Task statement:
An exact, complete copy of the data is all that is needed.
Material for the task Start Marker
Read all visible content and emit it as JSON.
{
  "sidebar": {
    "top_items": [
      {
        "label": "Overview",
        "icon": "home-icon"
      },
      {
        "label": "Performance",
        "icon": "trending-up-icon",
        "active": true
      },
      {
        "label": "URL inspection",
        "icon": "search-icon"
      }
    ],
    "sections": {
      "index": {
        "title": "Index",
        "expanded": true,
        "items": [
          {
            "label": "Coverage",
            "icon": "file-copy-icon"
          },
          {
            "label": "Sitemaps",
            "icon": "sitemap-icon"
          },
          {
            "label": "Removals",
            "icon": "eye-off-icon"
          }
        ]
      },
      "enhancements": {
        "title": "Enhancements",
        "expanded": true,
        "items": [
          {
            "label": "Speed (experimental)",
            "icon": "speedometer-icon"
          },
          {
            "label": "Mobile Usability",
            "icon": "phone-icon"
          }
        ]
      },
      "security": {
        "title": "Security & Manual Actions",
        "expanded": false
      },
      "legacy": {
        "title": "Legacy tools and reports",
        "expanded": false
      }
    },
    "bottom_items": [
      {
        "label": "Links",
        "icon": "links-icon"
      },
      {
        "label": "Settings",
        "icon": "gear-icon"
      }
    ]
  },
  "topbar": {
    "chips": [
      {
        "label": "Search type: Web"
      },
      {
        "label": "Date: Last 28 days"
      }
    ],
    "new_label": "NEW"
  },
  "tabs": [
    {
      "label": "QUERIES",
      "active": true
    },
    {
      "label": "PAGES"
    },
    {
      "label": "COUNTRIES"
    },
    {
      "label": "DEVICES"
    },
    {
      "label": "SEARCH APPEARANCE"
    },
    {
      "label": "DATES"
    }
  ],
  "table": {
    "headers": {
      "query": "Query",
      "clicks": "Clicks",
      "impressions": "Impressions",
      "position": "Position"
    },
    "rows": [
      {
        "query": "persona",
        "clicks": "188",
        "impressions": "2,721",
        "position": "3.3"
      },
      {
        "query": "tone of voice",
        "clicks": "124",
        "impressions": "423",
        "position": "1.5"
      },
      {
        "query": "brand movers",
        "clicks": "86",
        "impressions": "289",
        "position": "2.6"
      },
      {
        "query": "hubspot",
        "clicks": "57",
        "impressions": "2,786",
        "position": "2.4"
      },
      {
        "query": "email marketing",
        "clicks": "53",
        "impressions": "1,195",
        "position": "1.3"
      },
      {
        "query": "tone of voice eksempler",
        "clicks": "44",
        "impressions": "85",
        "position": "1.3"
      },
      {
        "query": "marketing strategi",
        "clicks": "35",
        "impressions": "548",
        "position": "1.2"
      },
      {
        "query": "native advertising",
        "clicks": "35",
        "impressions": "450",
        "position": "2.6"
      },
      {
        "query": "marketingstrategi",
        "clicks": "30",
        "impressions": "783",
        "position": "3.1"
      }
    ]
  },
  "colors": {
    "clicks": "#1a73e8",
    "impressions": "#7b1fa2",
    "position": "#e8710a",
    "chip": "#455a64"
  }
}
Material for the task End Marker
Your response:
Read all visible content and emit it as JSON.
{
  "sidebar": {
    "top_items": [
      {
        "label": "Overview",
        "icon": "home-icon"
      },
      {
        "label": "Performance",
        "icon": "trending-up-icon",
        "active": true
      },
      {
        "label": "URL inspection",
        "icon": "search-icon"
      }
    ],
    "sections": {
      "index": {
        "title": "Index",
        "expanded": true,
        "items": [
          {
            "label": "Coverage",
            "icon": "file-copy-icon"
          },
          {
            "label": "Sitemaps",
            "icon": "sitemap-icon"
          },
          {
            "label": "Removals",
            "icon": "eye-off-icon"
          }
        ]
      },
      "enhancements": {
        "title": "Enhancements",
        "expanded": true,
        "items": [
          {
            "label": "Speed (experimental)",
            "icon": "speedometer-icon"
          },
          {
            "label": "Mobile Usability",
            "icon": "phone-icon"
          }
        ]
      },
      "security": {
        "title": "Security & Manual Actions",
        "expanded": false
      },
      "legacy": {
        "title": "Legacy tools and reports",
        "expanded": false
      }
    },
    "bottom_items": [
      {
        "label": "Links",
        "icon": "links-icon"
      },
      {
        "label": "Settings",
        "icon": "gear-icon"
      }
    ]
  },
  "topbar": {
    "chips": [
      {
        "label": "Search type: Web"
      },
      {
        "label": "Date: Last 28 days"
      }
    ],
    "new_label": "NEW"
  },
  "tabs": [
    {
      "label": "QUERIES",
      "active": true
    },
    {
      "label": "PAGES"
    },
    {
      "label": "COUNTRIES"
    },
    {
      "label": "DEVICES"
    },
    {
      "label": "SEARCH APPEARANCE"
    },
    {
      "label": "DATES"
    }
  ],
  "table": {
    "headers": {
      "query": "Query",
      "clicks": "Clicks",
      "impressions": "Impressions",
      "position": "Position"
    },
    "rows": [
      {
        "query": "persona",
        "clicks": "188",
        "impressions": "2,721",
        "position": "3.3"
      },
      {
        "query": "tone of voice",
        "clicks": "124",
        "impressions": "423",
        "position": "1.5"
      },
      {
        "query": "brand movers",
        "clicks": "86",
        "impressions": "289",
        "position": "2.6"
      },
      {
        "query": "hubspot",
        "clicks": "57",
        "impressions": "2,786",
        "position": "2.4"
      },
      {
        "query": "email marketing",
        "clicks": "53",
        "impressions": "1,195",
        "position": "1.3"
      },
      {
        "query": "tone of voice eksempler",
        "clicks": "44",
        "impressions": "85",
        "position": "1.3"
      },
      {
        "query": "marketing strategi",
        "clicks": "35",
        "impressions": "548",
        "position": "1.2"
      },
      {
        "query": "native advertising",
        "clicks": "35",
        "impressions": "450",
        "position": "2.6"
      },
      {
        "query": "marketingstrategi",
        "clicks": "30",
        "impressions": "783",
        "position": "3.1"
      }
    ]
  },
  "colors": {
    "clicks": "#1a73e8",
    "impressions": "#7b1fa2",
    "position": "#e8710a",
    "chip": "#455a64"
  }
}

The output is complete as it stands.